Six organisations shared in the £1,200 profit made from the annual Long Wittenham bonfire and fireworks night on 5th November.
The event – organised by the parish council and supported by Wittenham Warriors – attracted more than 400 people to Ward’s Field.
The biggest recipient was the Earth Trust which received £300. The Sylva Foundation, St Mary’s church, the Stroke Association and the Churchill hospital League of Friends each received £200. The Pendon Museum received £100.
The Earth Trust manages Wittenham Clumps, Little Wittenham Wood and Neptune Wood. It ensures wildlife is protected and gives people the opportunity to enjoy and value the natural world.
Event organiser Emma Newman said it was a huge success and thanked volunteers, supporters, villagers and the council for helping what she said had become a firm favourite in the village calendar.
Mrs Newman said: “Earth Trust members have been enormously helpful over the last three years providing wood, helping to build the bonfire and this year providing the majority of the fencing.”
The Sylva Foundation runs the Wood Centre in Little Wittenham Road. It houses a variety of craft workshops promoting the use of natural wood. The Foundation is creating a community orchard and next year begins work on planting a new forest.
The organisers decided to support the Stroke Association in memory of a Laura Marshall a resident of Long Wittenham and a friend of many of the volunteers at the event.
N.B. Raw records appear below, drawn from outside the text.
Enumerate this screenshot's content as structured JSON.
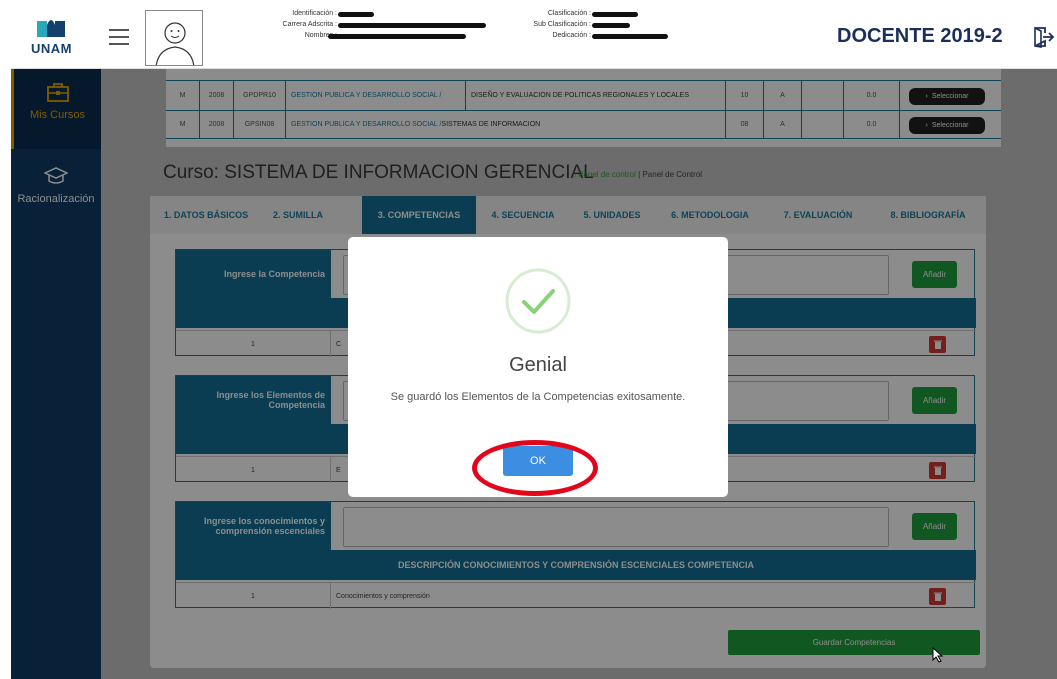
{
  "header": {
    "logo_text": "UNAM",
    "labels": {
      "identificacion": "Identificación :",
      "carrera": "Carrera Adscrita :",
      "nombres": "Nombres :",
      "clasificacion": "Clasificación :",
      "sub_clasificacion": "Sub Clasificación :",
      "dedicacion": "Dedicación :"
    },
    "role": "DOCENTE 2019-2"
  },
  "sidebar": {
    "items": [
      {
        "label": "Mis Cursos",
        "icon": "briefcase-icon",
        "active": true
      },
      {
        "label": "Racionalización",
        "icon": "graduation-cap-icon",
        "active": false
      }
    ]
  },
  "course_table": {
    "rows": [
      {
        "col1": "M",
        "year": "2008",
        "code": "GPDPR10",
        "program": "GESTION PUBLICA Y DESARROLLO SOCIAL /",
        "course": "DISEÑO Y EVALUACION DE POLITICAS REGIONALES Y LOCALES",
        "credits": "10",
        "group": "A",
        "score": "0.0",
        "action": "Seleccionar"
      },
      {
        "col1": "M",
        "year": "2008",
        "code": "GPSIN08",
        "program": "GESTION PUBLICA Y DESARROLLO SOCIAL /",
        "course": "SISTEMAS DE INFORMACION",
        "credits": "08",
        "group": "A",
        "score": "0.0",
        "action": "Seleccionar"
      }
    ]
  },
  "course": {
    "title": "Curso: SISTEMA DE INFORMACION GERENCIAL",
    "crumb_home": "Panel de control",
    "crumb_sep": "|",
    "crumb_current": "Panel de Control"
  },
  "tabs": [
    {
      "label": "1. DATOS BÁSICOS",
      "active": false
    },
    {
      "label": "2. SUMILLA",
      "active": false
    },
    {
      "label": "3. COMPETENCIAS",
      "active": true
    },
    {
      "label": "4. SECUENCIA",
      "active": false
    },
    {
      "label": "5. UNIDADES",
      "active": false
    },
    {
      "label": "6. METODOLOGIA",
      "active": false
    },
    {
      "label": "7. EVALUACIÓN",
      "active": false
    },
    {
      "label": "8. BIBLIOGRAFÍA",
      "active": false
    }
  ],
  "sections": [
    {
      "label": "Ingrese la Competencia",
      "add": "Añadir",
      "bar": "",
      "row_num": "1",
      "row_desc": "C"
    },
    {
      "label": "Ingrese los Elementos de Competencia",
      "add": "Añadir",
      "bar": "",
      "row_num": "1",
      "row_desc": "E"
    },
    {
      "label": "Ingrese los conocimientos y comprensión escenciales",
      "add": "Añadir",
      "bar": "DESCRIPCIÓN CONOCIMIENTOS Y COMPRENSIÓN ESCENCIALES COMPETENCIA",
      "row_num": "1",
      "row_desc": "Conocimientos y comprensión"
    }
  ],
  "save_button": "Guardar Competencias",
  "modal": {
    "title": "Genial",
    "message": "Se guardó los Elementos de la Competencias exitosamente.",
    "ok": "OK"
  },
  "colors": {
    "brand_blue": "#136f94",
    "sidebar": "#0f3b66",
    "success": "#1e9e3e",
    "danger": "#d23a36",
    "highlight_ring": "#e3061b"
  }
}
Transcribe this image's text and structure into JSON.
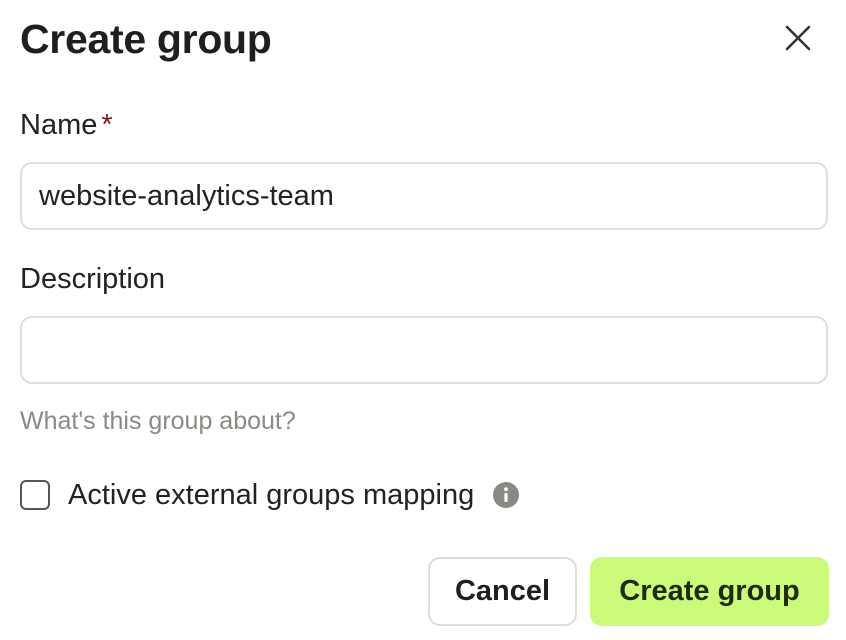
{
  "dialog": {
    "title": "Create group",
    "close_icon": "close-icon"
  },
  "form": {
    "name": {
      "label": "Name",
      "required_mark": "*",
      "value": "website-analytics-team"
    },
    "description": {
      "label": "Description",
      "value": "",
      "hint": "What's this group about?"
    },
    "external_mapping": {
      "label": "Active external groups mapping",
      "checked": false,
      "info_icon": "info-icon"
    }
  },
  "actions": {
    "cancel_label": "Cancel",
    "create_label": "Create group"
  },
  "colors": {
    "primary_button": "#cbf97a",
    "required_star": "#7a1d1d"
  }
}
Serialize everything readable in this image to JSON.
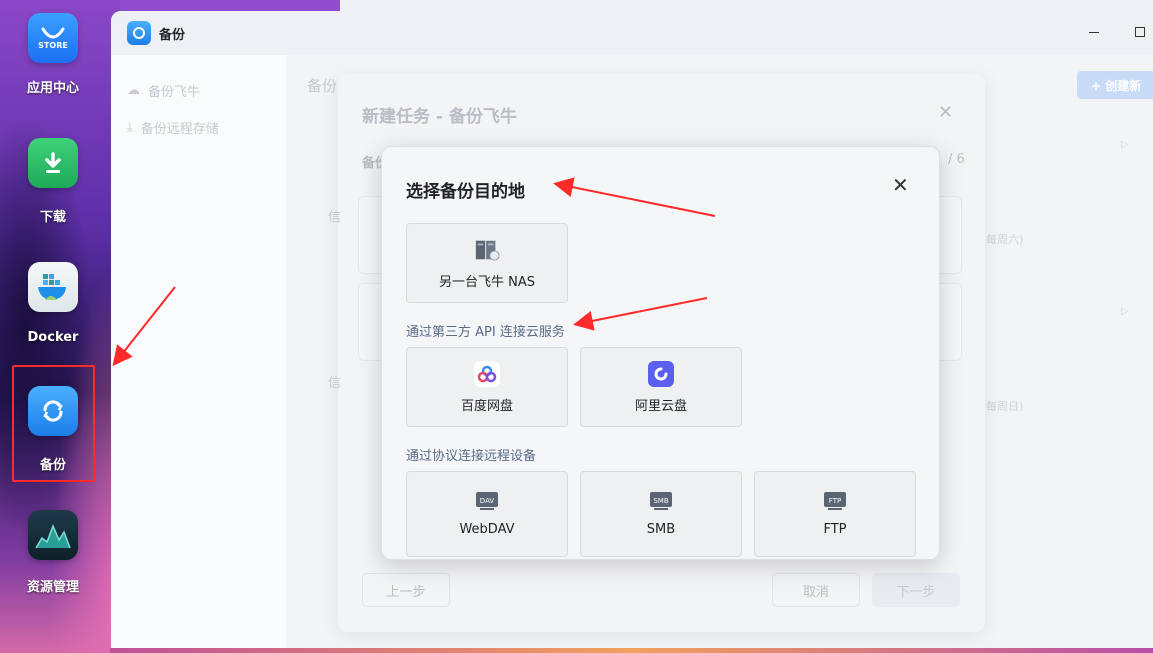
{
  "desktop": {
    "items": [
      {
        "label": "应用中心",
        "icon": "store-icon",
        "store_text": "STORE"
      },
      {
        "label": "下载",
        "icon": "download-icon"
      },
      {
        "label": "Docker",
        "icon": "docker-icon"
      },
      {
        "label": "备份",
        "icon": "backup-icon"
      },
      {
        "label": "资源管理",
        "icon": "resource-monitor-icon"
      }
    ]
  },
  "window": {
    "title": "备份",
    "sidebar": {
      "items": [
        {
          "label": "备份飞牛",
          "icon": "cloud-upload-icon"
        },
        {
          "label": "备份远程存储",
          "icon": "download-icon"
        }
      ]
    },
    "main_title": "备份",
    "create_button": "+ 创建新",
    "week_labels": [
      "每周六)",
      "每周日)"
    ]
  },
  "wizard": {
    "title": "新建任务 - 备份飞牛",
    "subtitle": "备份",
    "step": "/ 6",
    "card_marks": [
      "信",
      "信"
    ],
    "prev_button": "上一步",
    "cancel_button": "取消",
    "next_button": "下一步"
  },
  "modal": {
    "title": "选择备份目的地",
    "sections": [
      {
        "label": "",
        "tiles": [
          {
            "label": "另一台飞牛 NAS",
            "icon": "nas-server-icon"
          }
        ]
      },
      {
        "label": "通过第三方 API 连接云服务",
        "tiles": [
          {
            "label": "百度网盘",
            "icon": "baidu-netdisk-icon"
          },
          {
            "label": "阿里云盘",
            "icon": "aliyun-drive-icon"
          }
        ]
      },
      {
        "label": "通过协议连接远程设备",
        "tiles": [
          {
            "label": "WebDAV",
            "icon": "webdav-icon",
            "badge": "DAV"
          },
          {
            "label": "SMB",
            "icon": "smb-icon",
            "badge": "SMB"
          },
          {
            "label": "FTP",
            "icon": "ftp-icon",
            "badge": "FTP"
          }
        ]
      }
    ]
  },
  "colors": {
    "accent": "#1c7de8",
    "annotation": "#ff2a2a"
  }
}
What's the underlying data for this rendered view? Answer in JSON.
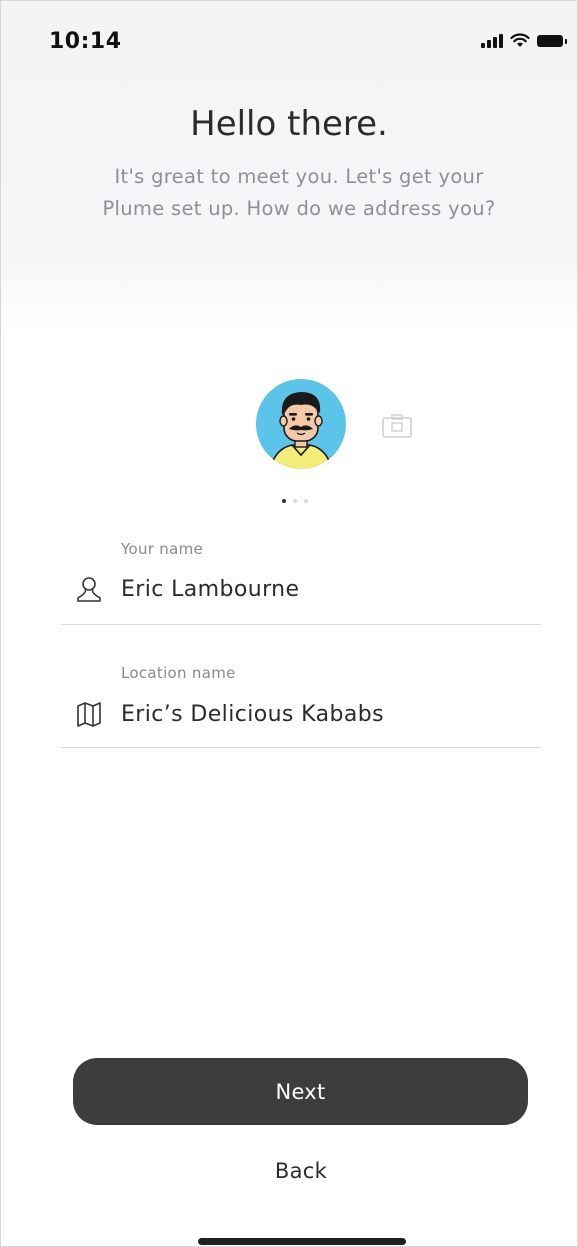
{
  "status_bar": {
    "time": "10:14",
    "icons": [
      "signal-icon",
      "wifi-icon",
      "battery-icon"
    ]
  },
  "header": {
    "title": "Hello there.",
    "subtitle_line1": "It's great to meet you. Let's get your",
    "subtitle_line2": "Plume set up. How do we address you?"
  },
  "avatar": {
    "icon": "avatar-illustration",
    "background_color": "#5bc4e8",
    "carousel_total": 3,
    "carousel_active": 1
  },
  "form": {
    "name_field": {
      "label": "Your name",
      "value": "Eric Lambourne",
      "icon": "person-icon"
    },
    "location_field": {
      "label": "Location name",
      "value": "Eric’s Delicious Kababs",
      "icon": "map-icon"
    }
  },
  "actions": {
    "next_label": "Next",
    "back_label": "Back"
  },
  "colors": {
    "primary_button": "#3d3d3d",
    "text_primary": "#2b2b2b",
    "text_secondary": "#8f9094"
  }
}
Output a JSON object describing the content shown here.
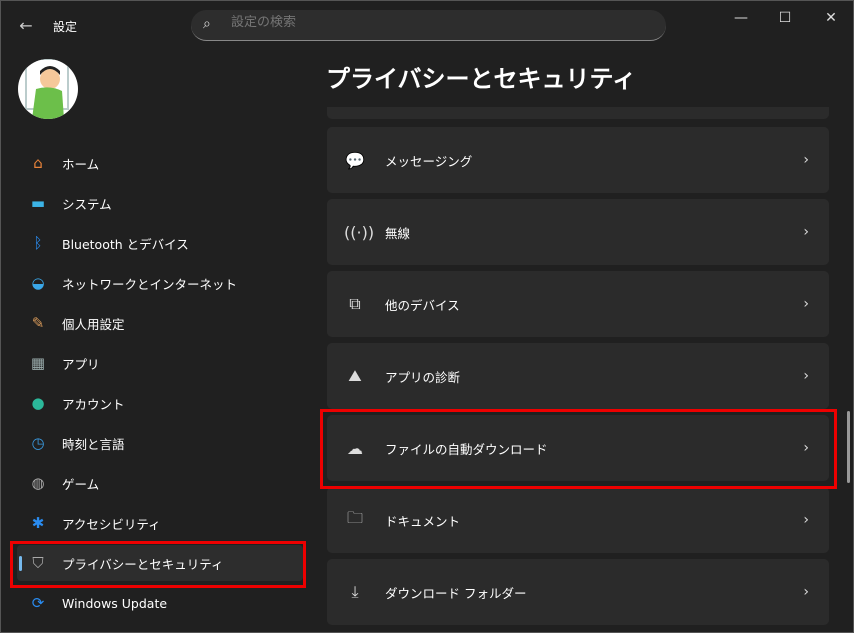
{
  "header": {
    "back": "←",
    "app_title": "設定",
    "search_placeholder": "設定の検索",
    "minimize": "—",
    "maximize": "☐",
    "close": "✕"
  },
  "sidebar": {
    "items": [
      {
        "label": "ホーム",
        "icon": "home-icon",
        "glyph": "⌂",
        "color": "#e8833a"
      },
      {
        "label": "システム",
        "icon": "system-icon",
        "glyph": "▬",
        "color": "#3cb4e6"
      },
      {
        "label": "Bluetooth とデバイス",
        "icon": "bluetooth-icon",
        "glyph": "ᛒ",
        "color": "#2a8cf0"
      },
      {
        "label": "ネットワークとインターネット",
        "icon": "wifi-icon",
        "glyph": "◒",
        "color": "#3aa7e8"
      },
      {
        "label": "個人用設定",
        "icon": "brush-icon",
        "glyph": "✎",
        "color": "#d89a5a"
      },
      {
        "label": "アプリ",
        "icon": "apps-icon",
        "glyph": "▦",
        "color": "#9aa"
      },
      {
        "label": "アカウント",
        "icon": "account-icon",
        "glyph": "●",
        "color": "#2bb89a"
      },
      {
        "label": "時刻と言語",
        "icon": "time-language-icon",
        "glyph": "◷",
        "color": "#3a9ae0"
      },
      {
        "label": "ゲーム",
        "icon": "gamepad-icon",
        "glyph": "◍",
        "color": "#aaa"
      },
      {
        "label": "アクセシビリティ",
        "icon": "accessibility-icon",
        "glyph": "✱",
        "color": "#2a8cf0"
      },
      {
        "label": "プライバシーとセキュリティ",
        "icon": "shield-icon",
        "glyph": "⛉",
        "color": "#aaa"
      },
      {
        "label": "Windows Update",
        "icon": "windows-update-icon",
        "glyph": "⟳",
        "color": "#2a8cf0"
      }
    ]
  },
  "main": {
    "title": "プライバシーとセキュリティ",
    "items": [
      {
        "label": "メッセージング",
        "icon": "message-icon",
        "glyph": "💬"
      },
      {
        "label": "無線",
        "icon": "radio-tower-icon",
        "glyph": "((·))"
      },
      {
        "label": "他のデバイス",
        "icon": "devices-icon",
        "glyph": "⧉"
      },
      {
        "label": "アプリの診断",
        "icon": "diagnostics-icon",
        "glyph": "⛰"
      },
      {
        "label": "ファイルの自動ダウンロード",
        "icon": "cloud-icon",
        "glyph": "☁"
      },
      {
        "label": "ドキュメント",
        "icon": "documents-icon",
        "glyph": "🗀"
      },
      {
        "label": "ダウンロード フォルダー",
        "icon": "download-folder-icon",
        "glyph": "⤓"
      }
    ],
    "chevron": "›"
  }
}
Laura died two years ago.
Sally Duff who heads the parish council’s events section said: “The parish council has taken overall responsibility for the event which means insurance cover is much easier and more financially viable. It’s a pleasure working in partnership with Wittenham Warriors which has years of experience in organising the event.”
“It was a wonderful advert for what can be achieved when the community works together. So many groups and volunteers in our village contributed to making the evening a success. The willingness of villagers to get involved and make things happen is a big part of what makes living in Long Wittenham so special.”